The idea of “sips:” was too difficult and fraught with gotchas and no one ever took it seriously.

No one should be deploying devices like this to production in the present day. I have them on my desk at home for amusement and hobby. If anyone is deploying this kind of legacy gear they need to think hard about what they are doing. Great deal on them from the flea market, yes… appropriate for the modern network, no.

WebRTC is just a method and transport (WS/WSS) and basically it is a SIP client since WebRTC won’t work without a Chan_SIP or Chan_PJSIP based peer/endpoint (for Asterisk). So it is still a SIP endpoint that uses WSS to connect vs UDP/TCP/TLS.

Let’s been honest, what is more the case here? Vendors being slow or the fact the VoIP community has pushed back on things that would make their 10+ yo devices no longer usable. Too much of the VoIP community relies on out-dated hardware and solutions. To make it worse, too many still advocate this is all OK and should be allowed.

Yet look at this forum and all other community forums, they are highly in use still. The Asterisk CallManager patch, making SCCP fixes for FreePBX, all that does nothing more but encourage and facilitate this.

Odds are most tls using security-conscious users aren’t using equipment that old.

But if using older phones, they’ll likely work as long as wanted. It should only be an issue if the phones interact with outside services that won’t continue to allow the older protocols.

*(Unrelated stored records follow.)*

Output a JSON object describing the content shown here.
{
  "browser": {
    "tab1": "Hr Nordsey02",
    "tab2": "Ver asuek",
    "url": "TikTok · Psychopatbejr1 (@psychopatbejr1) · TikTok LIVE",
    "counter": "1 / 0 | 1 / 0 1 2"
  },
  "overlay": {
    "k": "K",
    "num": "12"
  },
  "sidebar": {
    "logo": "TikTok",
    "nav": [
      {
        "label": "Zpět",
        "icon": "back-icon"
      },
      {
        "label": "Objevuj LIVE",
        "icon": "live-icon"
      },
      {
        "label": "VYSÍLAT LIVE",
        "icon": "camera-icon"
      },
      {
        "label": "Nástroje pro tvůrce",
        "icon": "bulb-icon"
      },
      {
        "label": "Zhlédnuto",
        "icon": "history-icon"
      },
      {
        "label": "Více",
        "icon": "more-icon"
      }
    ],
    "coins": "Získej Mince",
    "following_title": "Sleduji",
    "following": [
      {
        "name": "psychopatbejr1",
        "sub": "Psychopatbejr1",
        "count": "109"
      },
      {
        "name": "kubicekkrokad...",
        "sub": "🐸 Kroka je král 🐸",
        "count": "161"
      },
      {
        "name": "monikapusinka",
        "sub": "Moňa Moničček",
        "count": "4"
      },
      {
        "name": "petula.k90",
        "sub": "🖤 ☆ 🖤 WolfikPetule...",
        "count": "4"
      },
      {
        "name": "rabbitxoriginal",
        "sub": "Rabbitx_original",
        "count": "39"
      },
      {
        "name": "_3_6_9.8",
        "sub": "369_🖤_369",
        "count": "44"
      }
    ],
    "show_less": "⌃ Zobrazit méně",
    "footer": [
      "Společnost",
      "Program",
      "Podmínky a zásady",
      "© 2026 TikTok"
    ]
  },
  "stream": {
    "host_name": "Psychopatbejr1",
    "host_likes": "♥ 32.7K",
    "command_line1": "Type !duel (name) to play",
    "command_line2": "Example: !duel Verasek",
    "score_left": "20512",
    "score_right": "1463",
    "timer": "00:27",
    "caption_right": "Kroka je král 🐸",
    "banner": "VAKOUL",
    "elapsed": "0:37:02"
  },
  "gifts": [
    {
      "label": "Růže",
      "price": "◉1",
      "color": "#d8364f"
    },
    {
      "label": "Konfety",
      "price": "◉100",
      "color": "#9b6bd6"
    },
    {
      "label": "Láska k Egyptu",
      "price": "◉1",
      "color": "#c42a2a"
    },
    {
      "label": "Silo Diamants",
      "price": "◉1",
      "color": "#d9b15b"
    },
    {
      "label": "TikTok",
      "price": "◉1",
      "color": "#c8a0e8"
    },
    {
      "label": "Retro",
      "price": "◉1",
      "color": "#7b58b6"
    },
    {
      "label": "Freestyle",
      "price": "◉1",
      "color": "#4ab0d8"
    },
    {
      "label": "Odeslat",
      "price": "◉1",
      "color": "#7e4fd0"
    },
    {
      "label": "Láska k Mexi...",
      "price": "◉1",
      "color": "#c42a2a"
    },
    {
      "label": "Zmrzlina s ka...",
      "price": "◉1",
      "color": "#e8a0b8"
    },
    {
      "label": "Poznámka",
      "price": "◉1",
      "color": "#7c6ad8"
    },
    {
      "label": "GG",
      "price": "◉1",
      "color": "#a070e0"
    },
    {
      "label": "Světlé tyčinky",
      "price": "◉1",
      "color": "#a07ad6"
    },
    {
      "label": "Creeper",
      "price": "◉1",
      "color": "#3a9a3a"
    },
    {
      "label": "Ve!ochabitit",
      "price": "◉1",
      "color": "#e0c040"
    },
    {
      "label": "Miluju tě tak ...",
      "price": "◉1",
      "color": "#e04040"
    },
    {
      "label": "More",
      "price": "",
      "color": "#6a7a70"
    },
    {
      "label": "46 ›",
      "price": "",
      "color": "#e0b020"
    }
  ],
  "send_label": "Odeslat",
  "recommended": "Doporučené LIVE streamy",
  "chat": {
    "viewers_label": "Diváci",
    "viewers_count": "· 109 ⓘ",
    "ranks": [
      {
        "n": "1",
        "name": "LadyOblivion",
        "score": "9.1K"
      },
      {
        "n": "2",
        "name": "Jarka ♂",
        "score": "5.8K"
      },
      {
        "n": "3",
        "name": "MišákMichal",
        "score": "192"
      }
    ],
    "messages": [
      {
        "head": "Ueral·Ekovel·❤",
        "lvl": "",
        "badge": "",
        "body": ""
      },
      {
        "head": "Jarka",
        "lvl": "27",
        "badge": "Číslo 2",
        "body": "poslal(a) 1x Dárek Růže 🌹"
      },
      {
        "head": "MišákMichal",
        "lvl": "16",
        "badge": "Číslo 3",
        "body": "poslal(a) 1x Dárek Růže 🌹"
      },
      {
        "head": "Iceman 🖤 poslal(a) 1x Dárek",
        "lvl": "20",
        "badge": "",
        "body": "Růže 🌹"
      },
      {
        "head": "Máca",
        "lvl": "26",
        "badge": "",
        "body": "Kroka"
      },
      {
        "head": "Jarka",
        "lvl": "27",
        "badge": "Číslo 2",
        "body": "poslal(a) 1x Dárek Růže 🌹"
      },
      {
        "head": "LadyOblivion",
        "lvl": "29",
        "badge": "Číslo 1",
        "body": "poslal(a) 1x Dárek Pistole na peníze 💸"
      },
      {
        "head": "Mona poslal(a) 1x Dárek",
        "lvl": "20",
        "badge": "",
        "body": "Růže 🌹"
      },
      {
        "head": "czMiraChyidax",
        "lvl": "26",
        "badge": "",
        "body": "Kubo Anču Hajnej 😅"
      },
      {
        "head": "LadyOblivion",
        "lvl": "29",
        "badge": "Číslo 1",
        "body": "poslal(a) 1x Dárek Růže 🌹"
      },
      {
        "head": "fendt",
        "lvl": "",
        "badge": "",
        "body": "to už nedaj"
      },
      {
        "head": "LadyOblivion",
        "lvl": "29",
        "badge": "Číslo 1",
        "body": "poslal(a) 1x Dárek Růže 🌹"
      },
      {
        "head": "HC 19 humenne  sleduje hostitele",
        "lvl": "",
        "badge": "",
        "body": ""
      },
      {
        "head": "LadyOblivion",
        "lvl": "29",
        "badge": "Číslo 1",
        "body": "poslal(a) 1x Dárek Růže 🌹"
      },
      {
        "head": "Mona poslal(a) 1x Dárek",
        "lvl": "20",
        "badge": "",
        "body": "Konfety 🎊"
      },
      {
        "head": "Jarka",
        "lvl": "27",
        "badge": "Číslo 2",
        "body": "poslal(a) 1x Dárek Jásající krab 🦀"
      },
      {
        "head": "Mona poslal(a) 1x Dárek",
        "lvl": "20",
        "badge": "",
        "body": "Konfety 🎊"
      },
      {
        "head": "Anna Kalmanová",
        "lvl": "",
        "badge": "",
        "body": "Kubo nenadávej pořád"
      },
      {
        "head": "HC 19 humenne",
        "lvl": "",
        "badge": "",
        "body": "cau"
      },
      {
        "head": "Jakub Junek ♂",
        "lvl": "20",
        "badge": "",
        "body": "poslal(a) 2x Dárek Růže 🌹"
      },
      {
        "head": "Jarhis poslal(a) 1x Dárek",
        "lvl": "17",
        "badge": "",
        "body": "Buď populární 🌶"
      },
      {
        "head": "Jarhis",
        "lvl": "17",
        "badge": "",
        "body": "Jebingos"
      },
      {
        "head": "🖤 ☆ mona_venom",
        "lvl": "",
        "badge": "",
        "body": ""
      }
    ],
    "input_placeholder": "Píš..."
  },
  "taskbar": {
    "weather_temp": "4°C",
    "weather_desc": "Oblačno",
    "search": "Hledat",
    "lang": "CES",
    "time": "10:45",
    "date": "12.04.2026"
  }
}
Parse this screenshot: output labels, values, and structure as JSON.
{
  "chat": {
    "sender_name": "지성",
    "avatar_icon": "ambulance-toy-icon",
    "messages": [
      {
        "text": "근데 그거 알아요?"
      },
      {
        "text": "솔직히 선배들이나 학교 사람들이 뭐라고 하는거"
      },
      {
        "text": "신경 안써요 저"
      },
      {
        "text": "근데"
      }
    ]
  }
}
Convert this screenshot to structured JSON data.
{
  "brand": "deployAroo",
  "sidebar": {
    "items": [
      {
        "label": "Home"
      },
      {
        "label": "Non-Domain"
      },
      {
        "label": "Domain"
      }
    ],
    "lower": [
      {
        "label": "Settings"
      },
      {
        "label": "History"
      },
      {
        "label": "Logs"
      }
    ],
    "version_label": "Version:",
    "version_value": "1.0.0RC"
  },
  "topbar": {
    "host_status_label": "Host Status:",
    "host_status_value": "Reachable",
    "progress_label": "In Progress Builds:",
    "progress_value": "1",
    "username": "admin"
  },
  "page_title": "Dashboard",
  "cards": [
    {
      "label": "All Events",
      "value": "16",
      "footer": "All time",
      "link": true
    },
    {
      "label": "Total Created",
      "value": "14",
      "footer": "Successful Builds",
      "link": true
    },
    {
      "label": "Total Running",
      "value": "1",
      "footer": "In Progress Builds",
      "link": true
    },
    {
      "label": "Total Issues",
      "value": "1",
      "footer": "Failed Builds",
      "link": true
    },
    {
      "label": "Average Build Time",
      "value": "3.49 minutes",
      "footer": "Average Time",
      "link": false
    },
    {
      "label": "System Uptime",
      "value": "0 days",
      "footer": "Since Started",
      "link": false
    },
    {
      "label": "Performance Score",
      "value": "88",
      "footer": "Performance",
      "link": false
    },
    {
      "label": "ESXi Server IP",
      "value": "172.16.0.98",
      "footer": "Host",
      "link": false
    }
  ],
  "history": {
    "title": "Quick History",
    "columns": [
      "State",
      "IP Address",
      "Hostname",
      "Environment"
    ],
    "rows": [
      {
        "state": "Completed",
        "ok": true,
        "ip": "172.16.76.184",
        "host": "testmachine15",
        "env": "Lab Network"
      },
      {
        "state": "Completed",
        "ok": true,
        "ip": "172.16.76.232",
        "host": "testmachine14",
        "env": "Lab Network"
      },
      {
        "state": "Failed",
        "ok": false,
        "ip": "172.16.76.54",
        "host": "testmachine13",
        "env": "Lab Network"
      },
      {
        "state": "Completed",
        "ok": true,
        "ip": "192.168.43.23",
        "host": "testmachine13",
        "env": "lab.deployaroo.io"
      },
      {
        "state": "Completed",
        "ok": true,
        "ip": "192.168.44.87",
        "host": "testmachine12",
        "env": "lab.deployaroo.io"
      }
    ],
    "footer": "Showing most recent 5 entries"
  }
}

For servers under your control, it’s your choice to allow the older protocols or not - but why bother with tls if it isn’t secure.

Despite the hype, browsers will continue to function with insecure servers for the foreseeable future, they just throw up a warning, similar to using a self-signed cert.


Can you please explain a bit more? Does this mean that any certs purchased before march 31 would not help to register phones with TLS? I use mostly Mitels and I see that they have trouble registering with the certs purchased earlier than that.


It’s all over the Internet in articles and announcements. TLS1.0/1.1 has exploits and security holes and is considered insecure. While most aren’t using it there are those that will use it, like in FreePBX, because their devices don’t support TLS1.2 so they are making themselves insecure.

Just like how browsers and other things aren’t accepting certs with lifespans longer than 36 months anymore. Long term certs can end up become obsolete as things evolve. There could be people with long term certs from 7 years ago that still have 3 year left on their certs and boom, they are no good because they don’t have anything current in them for TLS1.2.

Yes, I read those internet articles.

I am having trouble with certs that I purchased around 2 years back. Some of them I renewed just 2 months back and they are failing. I have since purchased a new cert from the same certificate authority and that made the phones work.

So, I am just wondering if this was known for a while, why the certs that got renewed few months back are failing. Shouldn’t they have TLS1.2 in it? Maybe, its a question that I need to address to the CA. But, just wanted to check with you first before I send this to them.

Certs do not fail. But they expire.

Did yours “fail” starting this past weekend? An intermediate that was in the chain of many Comodo certs expired on May 30. The solution is not to replace your server cert but to update the intermediate chain.

If you happened to buy your cert from Namecheap, those guys were issuing the expiring intermediate up through just a few weeks ago.

1 Like

Yes, I am using namecheap. Its puzzling why they were issuing certificates with expiring intermediate chain.

This topic was automatically closed 31 days after the last reply. New replies are no longer allowed.